Show Notes

Blog of the Week:
The Evil Eyebrow
(receives The John W. Campbell Letters, Vol. 1)

Referenced Sites:
Polyamory Weekly
The DrabbleCast


Aliens Want Our Women

by Ramona Louise Wheeler

He was a widower, weary of too many years of loneliness. He had decided to travel to someplace distant and exotic, in hopes of finding as a companion someone completely different from his lost love. He had chosen Earth for its very remoteness.

“I want to marry the most wonderful woman on Earth,” he said.

Every female on the planet had just acquired a brand new agenda in life.

EP118: The Veteran

Show Notes

Blog of the Week:
The Angriest Rice Cooker in the World

Referenced Sites:
Ecru: The Butcher of Balis
Zojirushi NS-ZCC10 (Steve’s Rice Cooker)
Casio GW-300 (Steve’s Watch)


The Veteran

by Neal Asher

Seated on a bollard, the man contemplatively removed his pipe, as if to tamp it down or relight it. Instead, he placed it stem down in the top pocket of his shirt, then reached up and pressed his fingers against his cheekbone and forehead. His face came away from his hairline, round behind his ears, down to a point just above his Adam’s apple. The inside of his mouth and much of his sinus were also part of the prosthesis, so only bare eyeballs in the upper jut of his skull remained ‚Äì the rest being the black spikes and plates of bio-interfaces.
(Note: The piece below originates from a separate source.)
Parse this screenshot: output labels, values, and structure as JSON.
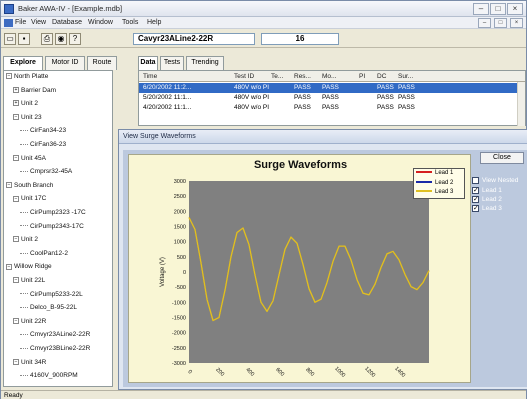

Cheel gaped. From another pocket, the man took some sort of tool and began to probe inside the back of his detached face. He put the prosthesis in his lap, then took up his pipe and placed it in his throat sphincter. Smoke bled from between the interface plates of his cheeks. His bare eyeballs swivelled towards Cheel then back down to the adjustments he was making. She suddenly realised who this must be. Here was the veteran who worked on the ferry. Here was one of the few survivors from a brutal war between factions of dense-tech humans. Not understanding what was impelling her, she walked out on the jetty and approached him.

EP117: Reggie vs. Kaiju Storm Chimera Wolf


Reggie vs. Kaiju Storm Chimera Wolf

by Matthew Wayne Selznick

Yarborough led them through the impromptu village of broad white tents, rows of outhouses, sensor towers, and heavy weapons installations that had obliterated the turf of the athletic field. They stopped at the fence on the edge of the hilltop.

“You can get a pretty good look at the swath, here.”

On a day without monsters, it would have been a nice view. You could see most of the town center, and all the way to Pacific Coast Highway the misty ocean beyond. A wide, flat, smoking scar of ruin cut from the water to a shopping center half a mile inland.